From Upward Mobility to Upward Nobility

Rod quotes David Rieff, who writes in personally, and reflects: consumerism is Promethean knowledge and [ . . . ] the only alternative to it is economic catastrophe —- something only the most convinced of misanthropes could possibly welcome. Is he correct? Is the only alternative to being . . . . Continue Reading »

The Modern Center

Over at The American Scene, Alan Jacobs does the public service of reminding us that those medieval Christians didn’t put Earth at the center of the universe because they were arrogant: The center of the medieval cosmos is not the most important place, but the stillest and deadest place, the . . . . Continue Reading »

Eros lo Volt-watch

Apparently there being soul in cyberspace means that there’s adultery and divorce in cyberspace as well: "I went mad — I was so hurt. I just couldn’t believe what he’d done," Taylor told the Western Morning News. "It may have started online, but it existed . . . . Continue Reading »

Scenes from an ISI Conference, part 2

Part 2 of a two-part series . ACT III: ROSS: . . . and with that, I guess I yield the floor. DARA ( whispered ): You can always tell a former debater. HELEN ( whispered ): Did Ross do debate at Harvard? DARA ( whispered ): I don’t know. ROSS: So, questions? Yeah, there. HELEN: You said that . . . . Continue Reading »

Newt: Prying open Locke’s Lockbox?

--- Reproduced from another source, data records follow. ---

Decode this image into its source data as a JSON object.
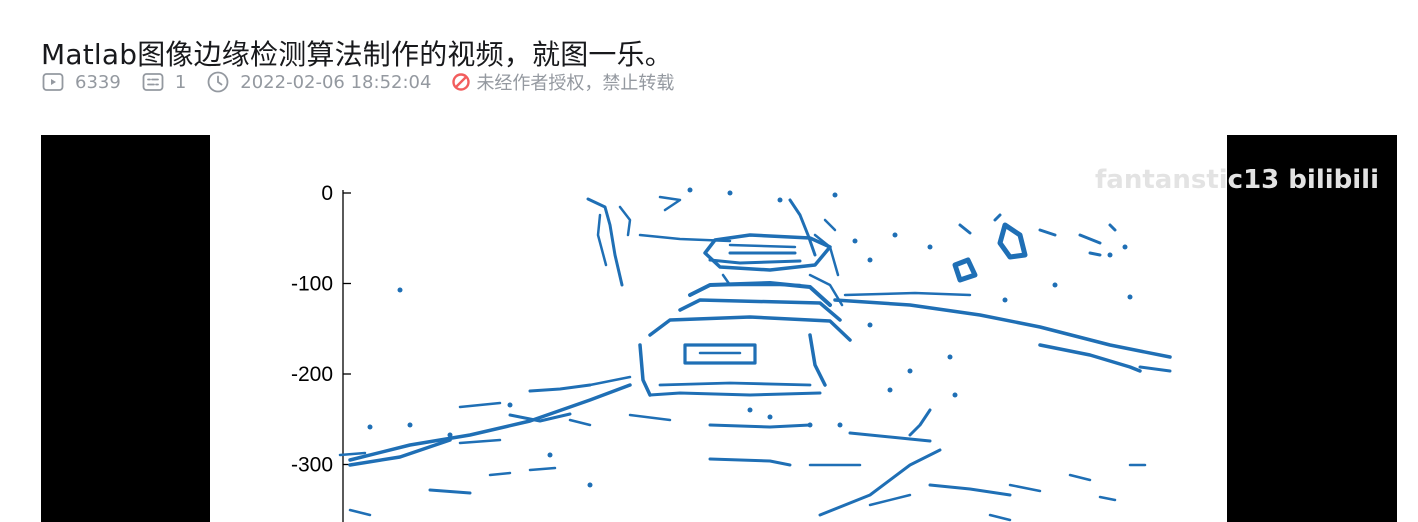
{
  "video": {
    "title": "Matlab图像边缘检测算法制作的视频，就图一乐。",
    "stats": {
      "plays": "6339",
      "danmaku": "1",
      "datetime": "2022-02-06 18:52:04",
      "copyright": "未经作者授权，禁止转载"
    },
    "watermark": "fantanstic13 bilibili"
  },
  "icons": {
    "plays": "play-count-icon",
    "danmaku": "danmaku-icon",
    "datetime": "clock-icon",
    "copyright": "forbidden-icon"
  },
  "colors": {
    "edge": "#1f6fb5",
    "axis": "#000000",
    "warn": "#f25d5d",
    "meta_text": "#9499a0",
    "letterbox": "#000000"
  },
  "chart_data": {
    "type": "scatter",
    "yticks": [
      "0",
      "-100",
      "-200",
      "-300"
    ],
    "y_values": [
      0,
      -100,
      -200,
      -300
    ]
  }
}
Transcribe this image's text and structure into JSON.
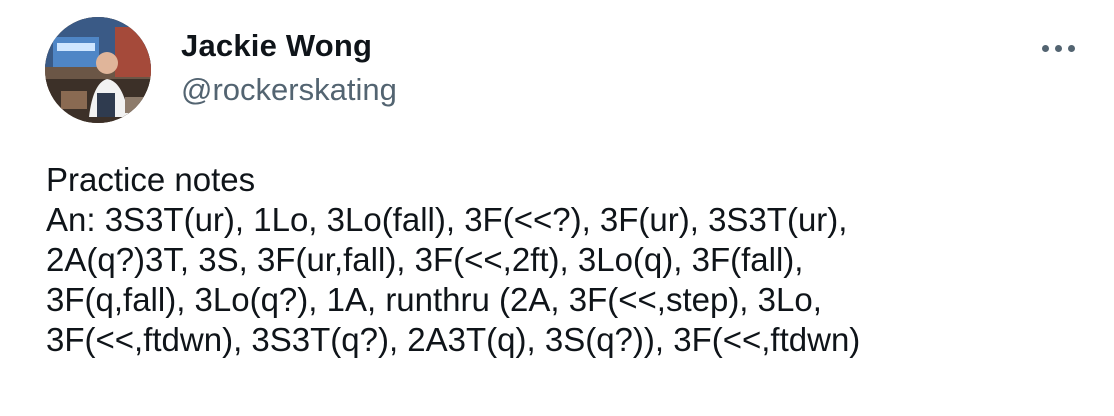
{
  "author": {
    "name": "Jackie Wong",
    "handle": "@rockerskating",
    "avatar_icon": "profile-photo-avatar"
  },
  "menu": {
    "icon": "more-options-icon"
  },
  "tweet": {
    "lines": [
      "Practice notes",
      "An: 3S3T(ur), 1Lo, 3Lo(fall), 3F(<<?), 3F(ur), 3S3T(ur),",
      "2A(q?)3T, 3S, 3F(ur,fall), 3F(<<,2ft), 3Lo(q), 3F(fall),",
      "3F(q,fall), 3Lo(q?), 1A, runthru (2A, 3F(<<,step), 3Lo,",
      "3F(<<,ftdwn), 3S3T(q?), 2A3T(q), 3S(q?)), 3F(<<,ftdwn)"
    ]
  },
  "colors": {
    "text_primary": "#0f1419",
    "text_secondary": "#536471",
    "background": "#ffffff"
  }
}
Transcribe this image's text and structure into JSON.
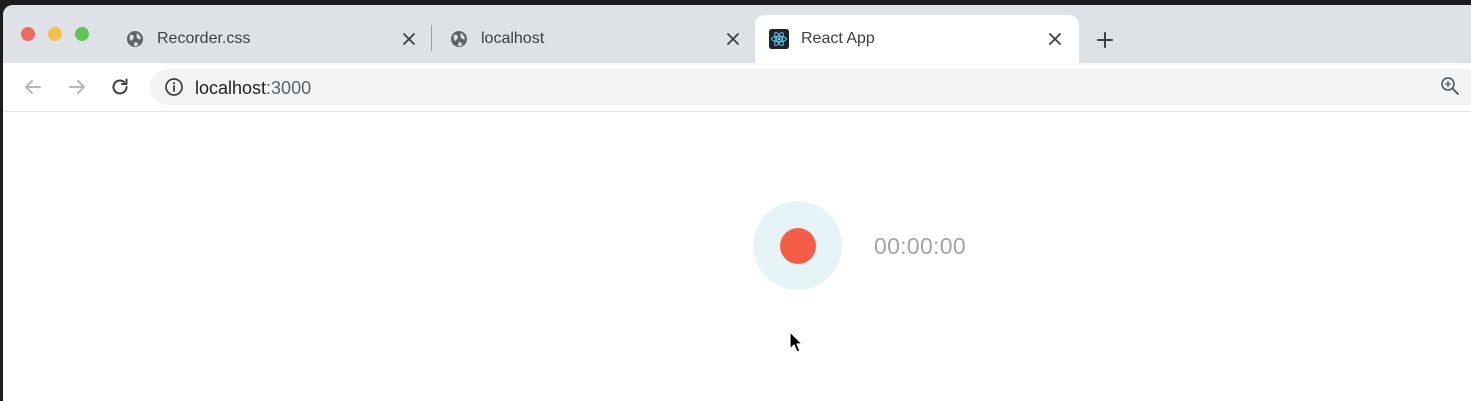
{
  "tabs": [
    {
      "title": "Recorder.css",
      "favicon": "globe-icon",
      "active": false
    },
    {
      "title": "localhost",
      "favicon": "globe-icon",
      "active": false
    },
    {
      "title": "React App",
      "favicon": "react-icon",
      "active": true
    }
  ],
  "omnibox": {
    "host": "localhost",
    "port": ":3000"
  },
  "recorder": {
    "timer": "00:00:00"
  },
  "colors": {
    "record_red": "#f55d46",
    "record_bg": "#e6f4f7",
    "timer_gray": "#a0a4a8"
  }
}
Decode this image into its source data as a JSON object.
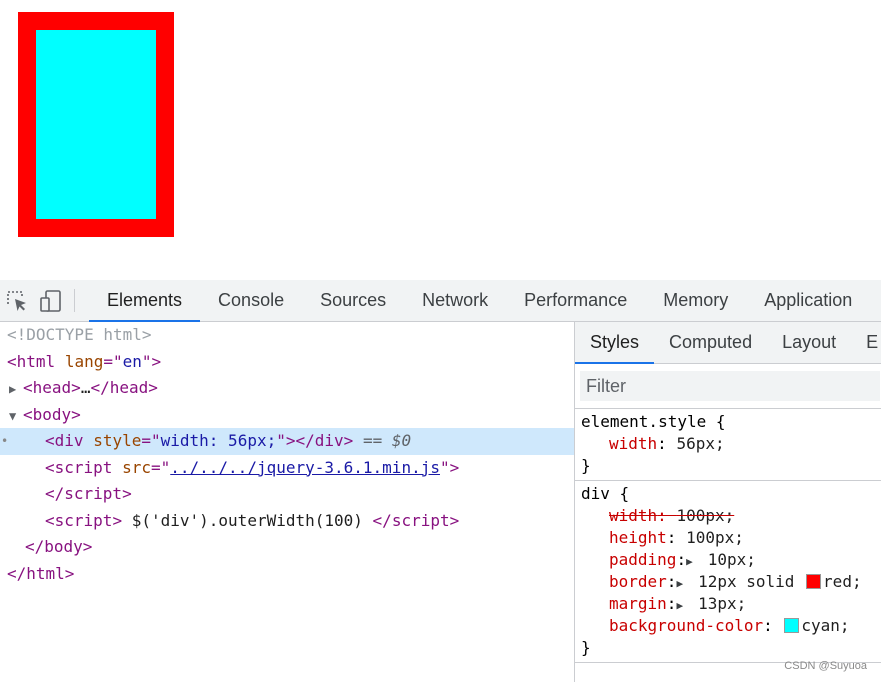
{
  "devtools": {
    "main_tabs": [
      "Elements",
      "Console",
      "Sources",
      "Network",
      "Performance",
      "Memory",
      "Application"
    ],
    "active_main_tab": "Elements",
    "dom": {
      "doctype": "<!DOCTYPE html>",
      "html_tag": "html",
      "html_attr_name": "lang",
      "html_attr_value": "en",
      "head_collapsed": "head",
      "body_tag": "body",
      "div_tag": "div",
      "div_attr_name": "style",
      "div_attr_value": "width: 56px;",
      "selected_marker": "== $0",
      "script_tag": "script",
      "script_attr_name": "src",
      "script_src": "../../../jquery-3.6.1.min.js",
      "script_inline_text": "$('div').outerWidth(100)"
    },
    "styles_tabs": [
      "Styles",
      "Computed",
      "Layout",
      "E"
    ],
    "active_styles_tab": "Styles",
    "filter_placeholder": "Filter",
    "rules": {
      "element_style": {
        "selector": "element.style {",
        "props": [
          {
            "name": "width",
            "value": "56px;"
          }
        ]
      },
      "div_rule": {
        "selector": "div {",
        "width": {
          "name": "width",
          "value": "100px;"
        },
        "height": {
          "name": "height",
          "value": "100px;"
        },
        "padding": {
          "name": "padding",
          "value": "10px;"
        },
        "border": {
          "name": "border",
          "value": "12px solid",
          "color_name": "red;"
        },
        "margin": {
          "name": "margin",
          "value": "13px;"
        },
        "background": {
          "name": "background-color",
          "color_name": "cyan;"
        }
      }
    },
    "closing_brace": "}"
  },
  "colors": {
    "border_red": "#ff0000",
    "fill_cyan": "#00ffff",
    "accent": "#1a73e8"
  },
  "watermark": "CSDN @Suyuoa"
}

Freddie : I gotta tell you, I’m such a fan of sweeping ideas and idiosyncratic solutions to social problems that I’m naturally kind of attracted to Newt Gingrich’s new grand scheme , even if it is from one of the more odious people in American politics. Certainly, I think . . . . Continue Reading »

Scenes from an ISI Conference, part 1

Tristyn has scooped me a little, but, for those of you who don’t read the Yale Free Press blog, I’ll first say "Why?" and then remind you that everybody who’s anybody spent this past Saturday in Gun Wavin’ New Haven asking ISI’s illustrious representatives . . . . Continue Reading »

Some Public Theology Thickets

In trundling along on my path toward understanding how theological, cultural, social, and political conservatism are interrelated yet distinct things, I revisited a fine Heritage lecture by one James Ceaser called "Creed Versus Culture." There is no way to do justice to the whole lecture . . . . Continue Reading »